Naming a product or service is a significant part of its success in the marketplace. Because of the importance and longevity of the name, companies spend sizable budgets on hiring the best agencies to create brand names that are marketable and memorable. But sometimes, companies choose another path.
Crowdsourcing – the act of obtaining information or input into a particular task or project by enlisting the services of a large number of people, either paid or unpaid, typically via the Internet – was officially coined in a 2006 Wired Magazine article and added to The Oxford English Dictionary in 2013. Many companies have used this method of obtaining information to reduce costs, learn from their target audience, and encourage new, fresh ideas. Established consumer brands such as Coca-Cola, Doritos, and Budweiser have successfully crowdsourced marketing campaigns, going as far as having consumers create advertisements for the Super Bowl.

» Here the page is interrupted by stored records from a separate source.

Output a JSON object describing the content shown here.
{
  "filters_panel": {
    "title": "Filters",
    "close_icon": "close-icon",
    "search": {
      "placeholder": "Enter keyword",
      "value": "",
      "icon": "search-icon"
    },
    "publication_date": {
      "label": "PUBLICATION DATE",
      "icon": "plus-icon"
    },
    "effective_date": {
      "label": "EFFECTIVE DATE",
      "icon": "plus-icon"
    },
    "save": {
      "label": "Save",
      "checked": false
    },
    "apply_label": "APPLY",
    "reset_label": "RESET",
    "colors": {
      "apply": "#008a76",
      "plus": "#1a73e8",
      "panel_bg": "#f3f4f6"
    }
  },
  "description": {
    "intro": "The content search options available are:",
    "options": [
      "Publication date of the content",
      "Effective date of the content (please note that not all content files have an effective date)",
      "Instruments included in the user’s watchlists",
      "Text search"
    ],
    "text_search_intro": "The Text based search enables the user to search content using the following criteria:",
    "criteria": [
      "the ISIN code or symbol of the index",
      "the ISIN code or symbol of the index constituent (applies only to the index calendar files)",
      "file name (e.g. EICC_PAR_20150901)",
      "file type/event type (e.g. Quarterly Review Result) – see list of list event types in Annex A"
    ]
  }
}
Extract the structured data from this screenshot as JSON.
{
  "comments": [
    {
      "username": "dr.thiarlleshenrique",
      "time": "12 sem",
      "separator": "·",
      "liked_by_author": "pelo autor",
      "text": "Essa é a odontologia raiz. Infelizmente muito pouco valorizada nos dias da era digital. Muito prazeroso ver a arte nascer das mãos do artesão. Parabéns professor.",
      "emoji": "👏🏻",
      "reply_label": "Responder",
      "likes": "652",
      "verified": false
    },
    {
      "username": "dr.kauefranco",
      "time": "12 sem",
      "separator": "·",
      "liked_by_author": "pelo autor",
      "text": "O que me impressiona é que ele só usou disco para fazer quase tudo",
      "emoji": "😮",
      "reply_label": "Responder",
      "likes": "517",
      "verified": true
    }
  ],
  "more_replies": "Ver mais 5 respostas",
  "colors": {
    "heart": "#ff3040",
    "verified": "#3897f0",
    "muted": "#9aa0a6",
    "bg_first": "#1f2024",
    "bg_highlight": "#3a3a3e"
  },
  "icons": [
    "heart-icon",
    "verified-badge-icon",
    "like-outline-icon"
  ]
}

While there have been several success stories, crowdsourcing certainly has its downside. When asking the online community for their thoughts, little regulation and quality can be significantly diminished. Brands are learning, from theirs or others’ mistakes, what and how they can successfully crowdsource. While consumers’ input has shown to be very useful in generating new flavors or genuine reactions to their products, they might not be as helpful in name ideation:
Mountain Dew has to Apologize for “Losing to the Internet: When the soft drink Brand Mountain Dew ran their ‘Dub the Dew’ contest in 2012, things certainly could have gone better. The online poll ended up being topped by names as ridiculous as “Diabeetus” and simply “Soda,” but it also took a dark turn with plenty more offensive suggestions as well. Eventually, the poll was shut down, and Mountain Dew apologized.
Boaty McBoatface: The Natural Environmental Research Council (NERC) took the Internet to name their new polar research vessel. The Internet came up with “Boaty McBoatface.” An obtuse choice, to be sure, but NERC decided they were better served to be in on the joke instead of fighting it. Ultimately naming the ship the RSS David Attenborough (which was at least a choice that received a fair number of votes in the same poll) after the famous British broadcaster and naturalist, NERC did end up issuing a consolation prize of sorts by naming “a smaller autonomous underwater vehicle” Boaty McBoatface.
Australia Rebels Against one of its National Treasures, Vegemite: When Kraft Foods rolled out a new version of their beloved Australian spread, Vegemite, they decided to let the fans name their product. “The winner, as coined by an Australian web developer who, by his admission, had his tongue planted firmly in his cheek: iSnack 2.0.” The team at Vegemite seemed oblivious to the joke, though, with the head of corporate affairs at Kraft saying, “Vegemite iSnack2.0 was chosen based on its personal call to action, relevance to snacking, and clear identification of a new and different Vegemite to the original.” After a significant amount of backlash, Kraft finally ended up conducting another customer poll (this time with names controlled by Kraft themselves), and the name was changed to ‘Cheesybite.’
While it is important to create a buzz and get consumers excited about upcoming products or services, Brand naming is best reserved for experts who have built methodologies that guarantee a world-class name that will drive the accomplishment of the overall Brand from launch to legacy.